Sculling water is a basic swimming technique where you use quick horizontal movements of the hands in the water to maintain your head above the water surface.
You float in a vertical position with your arms extended sideways at shoulder level, elbows slightly bent.
You keep the water at shoulder level by quickly sculling back and forth with your hands.
Sculling Water – Technique
During car trips in your childhood, you probably have played with the wind by extending one of your arms out of the car’s window.
If the car was driving fast enough, you could use the wind to push your arm up and down by changing the orientation of your hand against the wind.
You will use a similar technique to scull water with your hands. Do the following:
1) Extend your arms sideways below the surface, with your elbows slightly bent.
2) Rotate your forearms 45° forward and move your hands forward, pushing water forward and downward with your hands. Keep your arms close to the water surface.
3) Invert the movements when your hands are about to touch in front of you. Rotate your forearms backward and move your hands outward and backward. You will now push water downward and backward.
4) Once you cannot move your hands farther backward, reverse the direction and move your hands forward.
The pressure of your forearms and palms against the water creates some lift and allows you to keep your head above the water surface.
Swimming Exercises – Video
The following video shows various exercises you can do to learn how to scull water. These exercises are described further below.
Learn Sculling Water
Use the following sequence of drills to learn how to float while sculling your hands against the water. For a demonstration of those drills, have a look at the video above.
First, rehearse the sculling movements on dry land. Visualize yourself pushing with your hands against the water.
Go to the shallow area of the pool.
Practice the mushroom float to get an understanding and feel for the body’s natural buoyancy.
Crouch until the water is at your shoulders, and practice the sculling movements as described above.
Feel how quick back and forth sculling movements create lift.
Grab a swimming noodle, wrap it around your chest or back and tuck it under your armpits.
Assume the same crouching position as before, draw your knees toward your chest so your feet lose contact with the ground, and use the sculling movements to float in the water.
Repeat the previous drill once you have internalized it but now remove the swimming noodle.
See whether your hand movements and your body’s buoyancy are sufficient to keep your head above water.
Practice the previous drills for a while until you feel confident in your ability to stay afloat and keep your head above water.
You will now venture into the deeper area of the pool to practice the next two drills.
At first, do this under the supervision of a lifeguard or experienced swimmer!
Get hold of a swimming noodle and place it under your armpits as before. Make sure it supports your weight in the water.
Now move toward the deeper area of the pool.
When your feet lose the ground, start the sculling movements with your hands and at the same time start to flutter kick with your feet.
Practice this for a while.
When you feel your sculling and kicking are efficient enough to support your body, it is time to remove the swimming noodle.
Go to the shallow area of the pool, get rid of the swimming noodle, get back to the deeper area of the pool, close to the edge, and repeat the previous drill.
Only do short sets in the beginning and progressively build endurance and confidence.
Congratulations!
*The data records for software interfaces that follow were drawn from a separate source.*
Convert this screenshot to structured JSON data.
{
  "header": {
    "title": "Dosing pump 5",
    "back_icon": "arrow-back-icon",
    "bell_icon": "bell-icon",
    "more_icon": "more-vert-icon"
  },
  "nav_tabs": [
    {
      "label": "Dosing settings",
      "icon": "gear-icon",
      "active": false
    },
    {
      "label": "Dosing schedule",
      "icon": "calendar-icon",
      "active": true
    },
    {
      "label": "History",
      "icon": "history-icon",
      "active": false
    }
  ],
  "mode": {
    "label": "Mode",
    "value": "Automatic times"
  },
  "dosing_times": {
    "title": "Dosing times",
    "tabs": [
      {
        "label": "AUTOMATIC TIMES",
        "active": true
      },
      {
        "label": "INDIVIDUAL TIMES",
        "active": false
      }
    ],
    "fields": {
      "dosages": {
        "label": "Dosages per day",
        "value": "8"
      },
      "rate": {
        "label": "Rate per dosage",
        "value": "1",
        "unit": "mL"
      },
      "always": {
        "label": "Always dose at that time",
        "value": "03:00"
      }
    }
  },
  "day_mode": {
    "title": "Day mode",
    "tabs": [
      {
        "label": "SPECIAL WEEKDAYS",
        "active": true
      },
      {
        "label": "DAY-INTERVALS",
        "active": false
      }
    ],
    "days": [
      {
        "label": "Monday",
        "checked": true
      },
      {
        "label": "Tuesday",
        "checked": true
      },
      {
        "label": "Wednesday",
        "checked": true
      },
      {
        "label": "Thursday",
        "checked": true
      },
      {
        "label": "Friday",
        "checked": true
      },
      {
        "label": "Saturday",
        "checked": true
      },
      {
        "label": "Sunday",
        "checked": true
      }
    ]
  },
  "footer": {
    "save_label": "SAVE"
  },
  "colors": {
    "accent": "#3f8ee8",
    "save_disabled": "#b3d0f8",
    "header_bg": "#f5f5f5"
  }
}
You have learned the technique of sculling water and as a bonus, you also have learned how to tread water!
You may also be interested in the following articles that cover basic swimming techniques:
Hi, I’m Christophe! I’m the owner of and main contributor to Enjoy-Swimming.com.
I’m an avid swimmer and I have been running this website since 2010 to share my passion for swimming.
You can find out more about me and the creation of Enjoy-Swimming.com by visiting the about page.